“Don’t Mind the Blood,” that’s just about people fighting for what they believe in. Noah brought it to the writing room one day: he was like, “Man, can you believe this? This woman at a Trump rally got the shit beat out of her.” She was there protesting or something–I don’t know the whole story. But wow–what an inspiration that she was there and didn’t even care about getting bloodied up. She was there to fight for a cause. [The song] doesn’t have to be political: it’s about a band jumping in a van for 10 years and fighting for rock ‘n roll. “I don’t mind the blood if it gets the job done.” Put me in, coach: I’m ready to fight for this. I don’t have any answers; it’s just something I think about a lot, so of course it ends up in the songs.
Your favorite song from the new album likely changes day to day, but is there one in particular that you’re drawn to today?
If you were here in my house as a guest, I’d probably play you “Jealous Me.”
Why that song?
I’m really proud of the production. Lyrically, it’s something I relate to. I think pretty much everyone can relate to that feeling of being jealous of something or somebody. I started writing that song with Graham’s little brother, Harrison. He came over and had purchased this little synthesizer; we wrote this song on a synth. I was feeling very jealous of someone I loved. Jealousy is one of those feelings, like eating poison and hoping that the person you’re mad at gets sick. It’s not really a healthy thing to feel.

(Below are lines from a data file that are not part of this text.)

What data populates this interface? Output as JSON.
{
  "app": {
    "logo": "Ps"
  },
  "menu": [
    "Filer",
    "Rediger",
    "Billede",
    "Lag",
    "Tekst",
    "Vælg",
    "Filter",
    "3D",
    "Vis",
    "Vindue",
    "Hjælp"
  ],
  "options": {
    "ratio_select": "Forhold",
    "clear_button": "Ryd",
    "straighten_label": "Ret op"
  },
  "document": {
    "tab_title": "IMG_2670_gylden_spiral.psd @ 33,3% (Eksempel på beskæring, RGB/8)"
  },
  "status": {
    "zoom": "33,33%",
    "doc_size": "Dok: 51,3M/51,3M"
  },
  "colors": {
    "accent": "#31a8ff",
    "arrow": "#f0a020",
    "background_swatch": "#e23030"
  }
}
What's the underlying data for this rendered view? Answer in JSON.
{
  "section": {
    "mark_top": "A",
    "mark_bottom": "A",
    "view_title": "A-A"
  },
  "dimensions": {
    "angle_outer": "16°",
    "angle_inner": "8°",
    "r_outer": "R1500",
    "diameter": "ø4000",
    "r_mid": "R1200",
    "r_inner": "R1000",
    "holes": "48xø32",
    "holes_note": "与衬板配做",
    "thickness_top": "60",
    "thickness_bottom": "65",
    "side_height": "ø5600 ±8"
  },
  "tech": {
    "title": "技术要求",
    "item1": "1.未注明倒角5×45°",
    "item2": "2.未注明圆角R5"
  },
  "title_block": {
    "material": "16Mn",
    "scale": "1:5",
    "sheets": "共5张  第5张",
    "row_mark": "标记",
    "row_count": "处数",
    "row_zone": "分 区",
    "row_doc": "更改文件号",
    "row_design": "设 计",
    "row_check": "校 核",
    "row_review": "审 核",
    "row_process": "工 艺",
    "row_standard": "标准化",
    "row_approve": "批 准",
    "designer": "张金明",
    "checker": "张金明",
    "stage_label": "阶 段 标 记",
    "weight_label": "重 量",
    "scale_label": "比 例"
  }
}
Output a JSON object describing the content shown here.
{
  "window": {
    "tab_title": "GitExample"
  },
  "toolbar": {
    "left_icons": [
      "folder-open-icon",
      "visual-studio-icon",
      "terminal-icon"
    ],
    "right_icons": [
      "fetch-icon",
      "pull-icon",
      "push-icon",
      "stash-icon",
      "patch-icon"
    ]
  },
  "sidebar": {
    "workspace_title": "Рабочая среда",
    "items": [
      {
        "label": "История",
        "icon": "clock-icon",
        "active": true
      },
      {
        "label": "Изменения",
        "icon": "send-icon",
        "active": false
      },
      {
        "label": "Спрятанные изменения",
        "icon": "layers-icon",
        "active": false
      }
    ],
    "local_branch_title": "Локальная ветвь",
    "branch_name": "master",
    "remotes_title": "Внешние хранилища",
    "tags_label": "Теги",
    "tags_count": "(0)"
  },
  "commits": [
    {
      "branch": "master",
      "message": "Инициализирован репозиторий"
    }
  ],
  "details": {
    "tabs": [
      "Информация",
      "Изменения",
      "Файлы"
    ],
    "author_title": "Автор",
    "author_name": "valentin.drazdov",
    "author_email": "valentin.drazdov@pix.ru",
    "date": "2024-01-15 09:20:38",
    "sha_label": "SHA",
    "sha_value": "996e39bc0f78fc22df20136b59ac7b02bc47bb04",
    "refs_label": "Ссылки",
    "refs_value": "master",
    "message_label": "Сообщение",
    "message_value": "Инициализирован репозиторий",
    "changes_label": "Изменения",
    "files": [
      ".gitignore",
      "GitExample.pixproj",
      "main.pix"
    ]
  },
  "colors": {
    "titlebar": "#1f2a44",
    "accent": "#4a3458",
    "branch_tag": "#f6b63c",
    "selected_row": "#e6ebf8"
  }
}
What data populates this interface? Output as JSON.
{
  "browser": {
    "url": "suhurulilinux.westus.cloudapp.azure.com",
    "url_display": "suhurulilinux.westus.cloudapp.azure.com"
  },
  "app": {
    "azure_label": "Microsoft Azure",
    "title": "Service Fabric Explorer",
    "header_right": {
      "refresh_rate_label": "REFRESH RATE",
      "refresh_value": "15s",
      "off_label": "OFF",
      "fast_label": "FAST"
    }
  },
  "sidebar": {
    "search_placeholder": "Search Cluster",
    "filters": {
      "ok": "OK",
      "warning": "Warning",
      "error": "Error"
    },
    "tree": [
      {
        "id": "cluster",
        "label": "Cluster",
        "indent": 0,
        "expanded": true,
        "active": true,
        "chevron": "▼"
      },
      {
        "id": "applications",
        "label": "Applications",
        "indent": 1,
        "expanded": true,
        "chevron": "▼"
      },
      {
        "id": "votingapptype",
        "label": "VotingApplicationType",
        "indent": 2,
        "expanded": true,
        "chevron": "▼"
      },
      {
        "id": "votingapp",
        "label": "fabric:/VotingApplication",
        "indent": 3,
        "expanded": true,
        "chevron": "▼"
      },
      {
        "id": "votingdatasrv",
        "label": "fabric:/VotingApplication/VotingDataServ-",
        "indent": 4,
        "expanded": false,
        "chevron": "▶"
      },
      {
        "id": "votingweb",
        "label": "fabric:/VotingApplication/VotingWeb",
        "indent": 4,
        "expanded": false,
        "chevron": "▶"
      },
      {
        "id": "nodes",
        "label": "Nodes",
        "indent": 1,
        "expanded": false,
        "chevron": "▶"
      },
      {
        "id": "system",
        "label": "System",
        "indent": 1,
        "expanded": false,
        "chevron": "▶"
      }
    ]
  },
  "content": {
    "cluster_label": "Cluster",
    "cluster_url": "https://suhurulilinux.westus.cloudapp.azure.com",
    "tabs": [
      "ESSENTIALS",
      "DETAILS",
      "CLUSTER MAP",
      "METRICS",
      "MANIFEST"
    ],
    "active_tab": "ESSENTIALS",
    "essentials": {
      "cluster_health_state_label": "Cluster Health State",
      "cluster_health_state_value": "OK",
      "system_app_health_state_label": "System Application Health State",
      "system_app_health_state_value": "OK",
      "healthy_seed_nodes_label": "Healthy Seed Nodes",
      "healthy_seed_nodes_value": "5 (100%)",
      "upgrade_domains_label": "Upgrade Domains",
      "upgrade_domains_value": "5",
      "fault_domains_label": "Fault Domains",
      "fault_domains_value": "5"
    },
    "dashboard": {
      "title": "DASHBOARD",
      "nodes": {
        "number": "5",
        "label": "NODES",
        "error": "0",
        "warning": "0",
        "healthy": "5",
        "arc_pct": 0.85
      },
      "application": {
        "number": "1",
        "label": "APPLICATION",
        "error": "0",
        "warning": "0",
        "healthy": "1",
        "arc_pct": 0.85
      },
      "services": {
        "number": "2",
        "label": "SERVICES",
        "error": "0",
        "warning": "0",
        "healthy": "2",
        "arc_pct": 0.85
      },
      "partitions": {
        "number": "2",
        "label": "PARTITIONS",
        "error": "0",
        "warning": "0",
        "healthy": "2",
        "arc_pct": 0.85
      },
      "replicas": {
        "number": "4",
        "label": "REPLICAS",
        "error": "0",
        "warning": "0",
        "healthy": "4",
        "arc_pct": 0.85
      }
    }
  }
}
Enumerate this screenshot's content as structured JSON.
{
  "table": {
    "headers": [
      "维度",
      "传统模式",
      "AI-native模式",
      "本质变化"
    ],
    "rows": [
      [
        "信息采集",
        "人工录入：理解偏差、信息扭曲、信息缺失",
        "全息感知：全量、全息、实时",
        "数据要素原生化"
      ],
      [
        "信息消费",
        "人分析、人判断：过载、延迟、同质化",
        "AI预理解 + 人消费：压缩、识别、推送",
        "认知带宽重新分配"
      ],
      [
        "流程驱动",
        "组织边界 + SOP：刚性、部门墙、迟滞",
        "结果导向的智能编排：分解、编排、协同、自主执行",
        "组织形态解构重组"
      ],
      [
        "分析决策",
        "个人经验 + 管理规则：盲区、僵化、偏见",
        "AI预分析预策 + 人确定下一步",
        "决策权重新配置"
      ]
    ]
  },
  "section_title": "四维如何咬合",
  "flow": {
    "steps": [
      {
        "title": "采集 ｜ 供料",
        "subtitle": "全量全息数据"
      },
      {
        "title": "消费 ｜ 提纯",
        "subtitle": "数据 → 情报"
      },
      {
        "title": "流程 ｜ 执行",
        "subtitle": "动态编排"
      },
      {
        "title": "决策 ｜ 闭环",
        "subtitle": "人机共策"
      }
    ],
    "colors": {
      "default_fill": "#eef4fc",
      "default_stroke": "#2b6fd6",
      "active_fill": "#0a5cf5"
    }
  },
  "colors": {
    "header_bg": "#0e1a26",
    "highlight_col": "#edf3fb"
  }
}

But I love the production on that song, the lyrics are something I can relate with, and I think a lot of other people will be able to relate, too. And Caleb played his ass off on it.
That was one that wasn’t meant to be a Shakedown song. It was just writing to write. That’s the same way with “The Wayside” on the last record–it was never meant to be a Shakedown song. It’s the same thing with “Jealous Me”: there was something we found in it that we liked, and getting all four of us to agree on anything is hard enough, but everyone agreed we should try it.
“The Wayside” is such a haunting song; it’s the kind of song listeners can turn to at certain moments in life and find within it lyrics that are incredibly relatable.
Because you asked about progression: for me, I was very insecure about putting “The Wayside” on the last EP, because we’d never done anything that vulnerable before. That was the most personal song, lyrically, to me on that project. But that was the song that everyone started singing. I was like, “Oh man–for our fans, this is a place they can come and be vulnerable in public. They relate to these lyrics, just like I do.” Our fans empowered me to write songs more about the way I actually feel. Songs like “Manipulate Me” or “Jealous Me” or “Into the Black.”
It’s easy to take on the persona of, “I’m here to party; I’m here to be a badass rocker. Let’s go.” It’s a lot harder to go, “I’m really insecure and completely jealous of this and I don’t even know if this is a real feeling.” And then you’re like, “Oh, I shouldn’t have said that,” because you want to come off as this bulletproof entity. Sometimes it’s empowering to be completely vulnerable with the lyrics. You end up finding out that everyone else feels this way, too. I’m not alone.
Looking past the album release on November 3, what does the Shakedown have planned for 2018?
We’ve got some American tour dates planned, hallelujah–so that’s going to be good. It’s been working so well for us over in Europe and in the UK, so we’re planning a lot of stuff over there, as well. They really like rock ‘n roll over there.
We’re going to be touring. That’s been my goal since Caleb and I formed this band: make records, tour, make records, tour, make records, tour. We’re going to keep writing songs and keep touring.
Interview by Meghan Roos